▶ **Requirement**
Retrieve each line that contains the word "handle" from the entries below.

━━━ Exercise materials

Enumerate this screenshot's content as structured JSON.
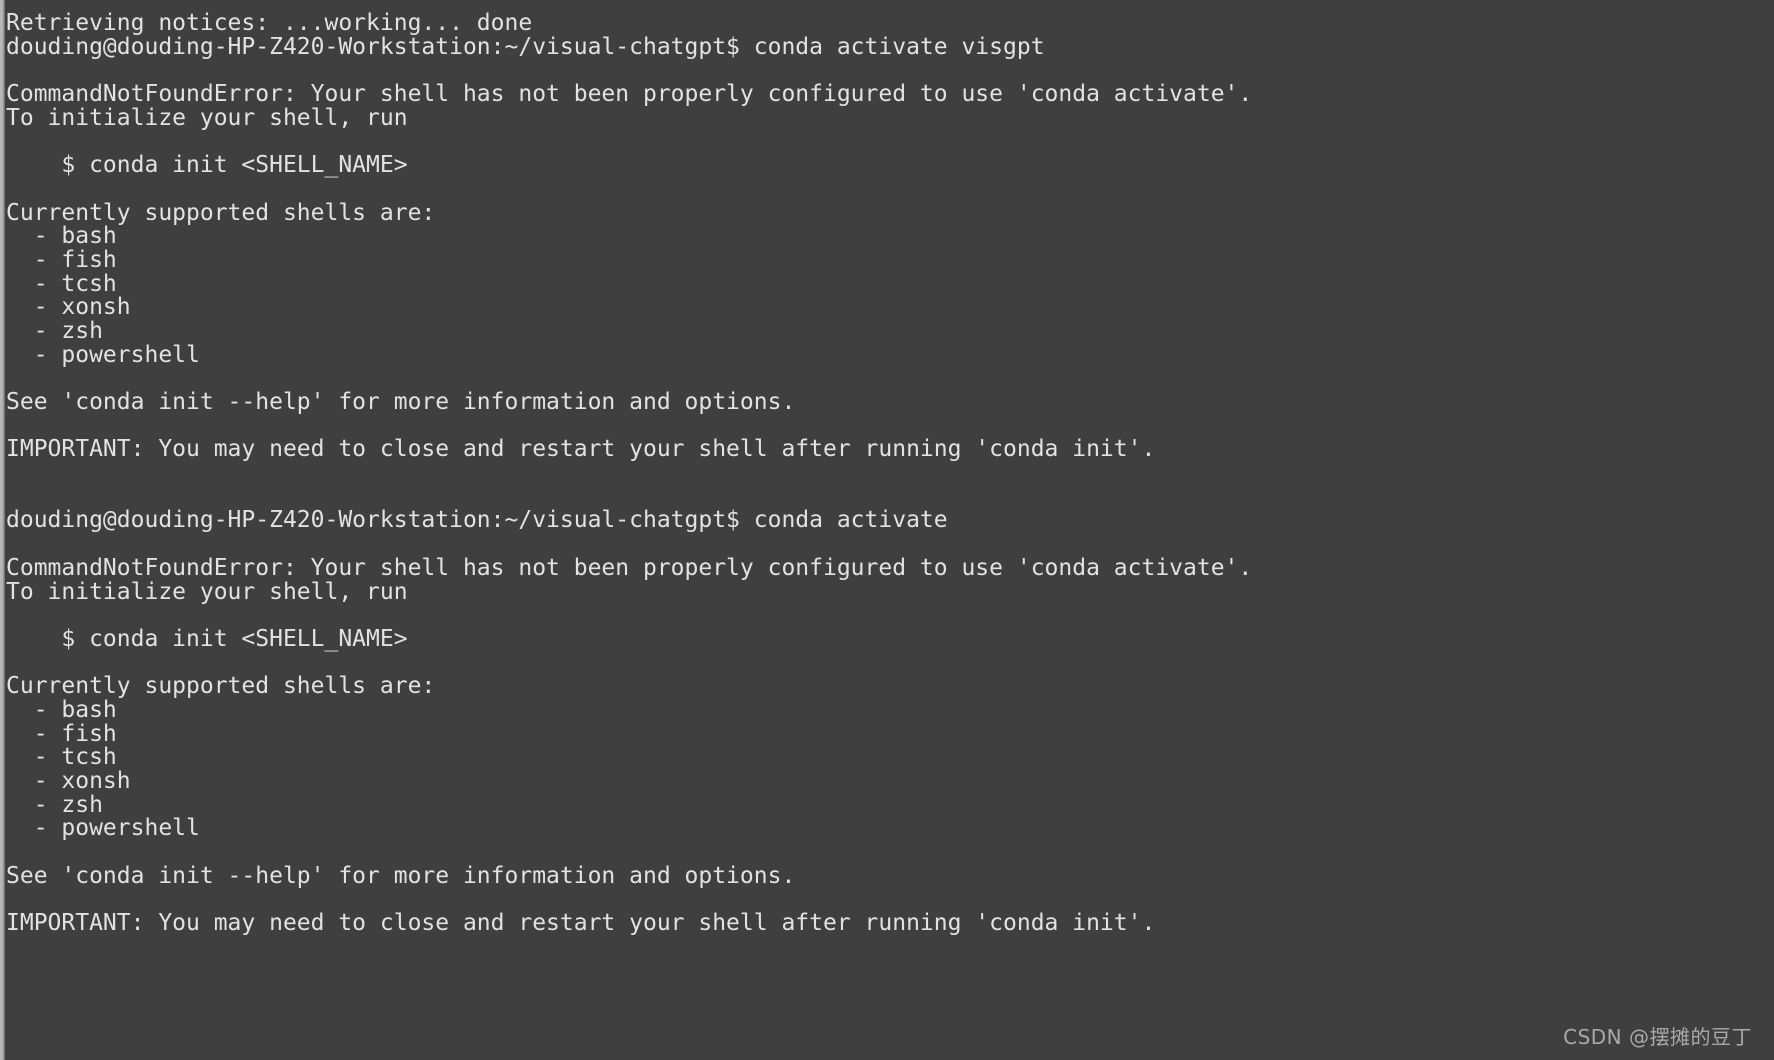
{
  "terminal": {
    "background_color": "#3f3f3f",
    "text_color": "#e2e2e2",
    "prompt": "douding@douding-HP-Z420-Workstation:~/visual-chatgpt$",
    "lines": [
      "Retrieving notices: ...working... done",
      "douding@douding-HP-Z420-Workstation:~/visual-chatgpt$ conda activate visgpt",
      "",
      "CommandNotFoundError: Your shell has not been properly configured to use 'conda activate'.",
      "To initialize your shell, run",
      "",
      "    $ conda init <SHELL_NAME>",
      "",
      "Currently supported shells are:",
      "  - bash",
      "  - fish",
      "  - tcsh",
      "  - xonsh",
      "  - zsh",
      "  - powershell",
      "",
      "See 'conda init --help' for more information and options.",
      "",
      "IMPORTANT: You may need to close and restart your shell after running 'conda init'.",
      "",
      "",
      "douding@douding-HP-Z420-Workstation:~/visual-chatgpt$ conda activate",
      "",
      "CommandNotFoundError: Your shell has not been properly configured to use 'conda activate'.",
      "To initialize your shell, run",
      "",
      "    $ conda init <SHELL_NAME>",
      "",
      "Currently supported shells are:",
      "  - bash",
      "  - fish",
      "  - tcsh",
      "  - xonsh",
      "  - zsh",
      "  - powershell",
      "",
      "See 'conda init --help' for more information and options.",
      "",
      "IMPORTANT: You may need to close and restart your shell after running 'conda init'."
    ]
  },
  "watermark": {
    "text": "CSDN @摆摊的豆丁",
    "color": "#a9a9a9"
  }
}
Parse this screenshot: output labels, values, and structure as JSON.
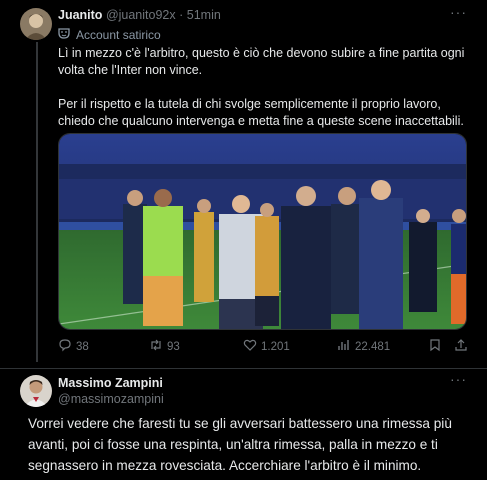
{
  "tweet1": {
    "display_name": "Juanito",
    "handle": "@juanito92x",
    "separator": "·",
    "time": "51min",
    "more": "···",
    "badge": "Account satirico",
    "paragraph1": "Lì in mezzo c'è l'arbitro, questo è ciò che devono subire a fine partita ogni volta che l'Inter non vince.",
    "paragraph2": "Per il rispetto e la tutela di chi svolge semplicemente il proprio lavoro, chiedo che qualcuno intervenga e metta fine a queste scene inaccettabili.",
    "actions": {
      "replies": "38",
      "retweets": "93",
      "likes": "1.201",
      "views": "22.481"
    }
  },
  "tweet2": {
    "display_name": "Massimo Zampini",
    "handle": "@massimozampini",
    "more": "···",
    "text": "Vorrei vedere che faresti tu se gli avversari battessero una rimessa più avanti, poi ci fosse una respinta, un'altra rimessa, palla in mezzo e ti segnassero in mezza rovesciata. Accerchiare l'arbitro è il minimo."
  },
  "colors": {
    "background": "#000000",
    "text": "#e7e9ea",
    "muted": "#71767b",
    "divider": "#2f3336"
  }
}
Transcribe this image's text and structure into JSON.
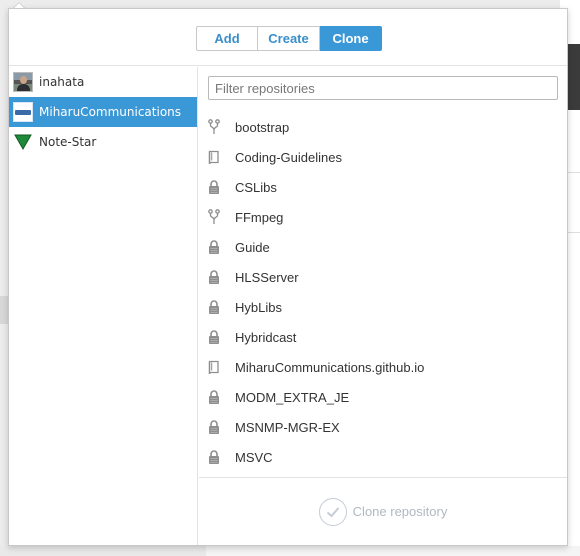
{
  "tabs": [
    {
      "label": "Add",
      "active": false
    },
    {
      "label": "Create",
      "active": false
    },
    {
      "label": "Clone",
      "active": true
    }
  ],
  "accounts": [
    {
      "label": "inahata",
      "icon": "user-avatar-icon",
      "selected": false
    },
    {
      "label": "MiharuCommunications",
      "icon": "org-logo-icon",
      "selected": true
    },
    {
      "label": "Note-Star",
      "icon": "green-triangle-icon",
      "selected": false
    }
  ],
  "filter": {
    "placeholder": "Filter repositories",
    "value": ""
  },
  "repositories": [
    {
      "name": "bootstrap",
      "icon": "fork-icon"
    },
    {
      "name": "Coding-Guidelines",
      "icon": "repo-book-icon"
    },
    {
      "name": "CSLibs",
      "icon": "lock-icon"
    },
    {
      "name": "FFmpeg",
      "icon": "fork-icon"
    },
    {
      "name": "Guide",
      "icon": "lock-icon"
    },
    {
      "name": "HLSServer",
      "icon": "lock-icon"
    },
    {
      "name": "HybLibs",
      "icon": "lock-icon"
    },
    {
      "name": "Hybridcast",
      "icon": "lock-icon"
    },
    {
      "name": "MiharuCommunications.github.io",
      "icon": "repo-book-icon"
    },
    {
      "name": "MODM_EXTRA_JE",
      "icon": "lock-icon"
    },
    {
      "name": "MSNMP-MGR-EX",
      "icon": "lock-icon"
    },
    {
      "name": "MSVC",
      "icon": "lock-icon"
    }
  ],
  "clone_button": {
    "label": "Clone repository",
    "enabled": false
  },
  "colors": {
    "accent": "#3b98d6",
    "icon_gray": "#8e8e8e",
    "disabled": "#b0b8c2"
  }
}
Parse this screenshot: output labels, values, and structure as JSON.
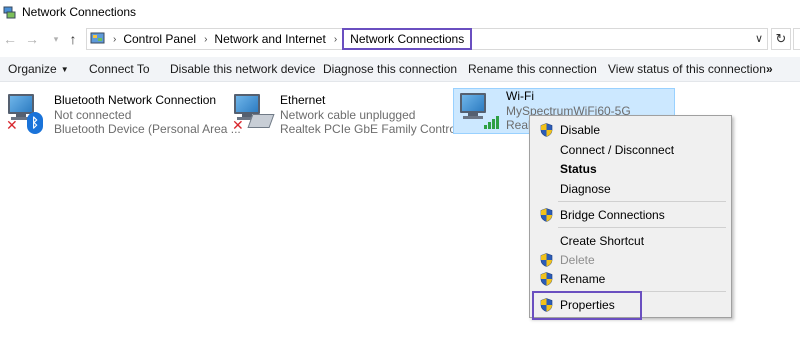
{
  "window": {
    "title": "Network Connections"
  },
  "address_bar": {
    "breadcrumbs": [
      "Control Panel",
      "Network and Internet",
      "Network Connections"
    ]
  },
  "toolbar": {
    "organize": "Organize",
    "connect_to": "Connect To",
    "disable_device": "Disable this network device",
    "diagnose": "Diagnose this connection",
    "rename": "Rename this connection",
    "view_status": "View status of this connection",
    "more": "»"
  },
  "connections": [
    {
      "name": "Bluetooth Network Connection",
      "status": "Not connected",
      "device": "Bluetooth Device (Personal Area ..."
    },
    {
      "name": "Ethernet",
      "status": "Network cable unplugged",
      "device": "Realtek PCIe GbE Family Controller"
    },
    {
      "name": "Wi-Fi",
      "status": "MySpectrumWiFi60-5G",
      "device": "Realt"
    }
  ],
  "context_menu": {
    "items": [
      {
        "label": "Disable",
        "shield": true
      },
      {
        "label": "Connect / Disconnect",
        "shield": false
      },
      {
        "label": "Status",
        "shield": false,
        "bold": true
      },
      {
        "label": "Diagnose",
        "shield": false
      },
      {
        "label": "Bridge Connections",
        "shield": true
      },
      {
        "label": "Create Shortcut",
        "shield": false
      },
      {
        "label": "Delete",
        "shield": true,
        "disabled": true
      },
      {
        "label": "Rename",
        "shield": true
      },
      {
        "label": "Properties",
        "shield": true,
        "highlighted": true
      }
    ]
  },
  "colors": {
    "highlight_border": "#6a4fc0",
    "selection_bg": "#cce8ff",
    "shield_blue": "#2b5cb8",
    "shield_yellow": "#f2c21b"
  }
}
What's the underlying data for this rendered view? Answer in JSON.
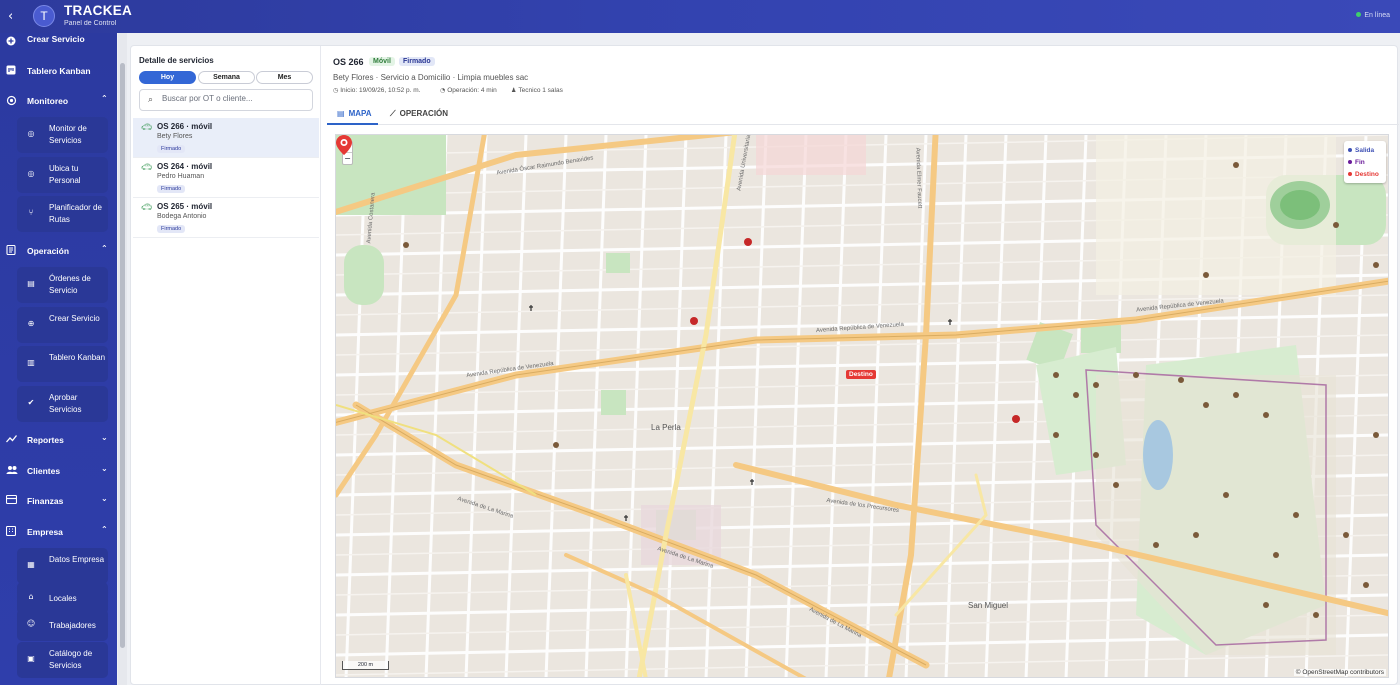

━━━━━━

▶ **Written response**
    "handle": "@juanito92x",
    "handle": "@massimozampini",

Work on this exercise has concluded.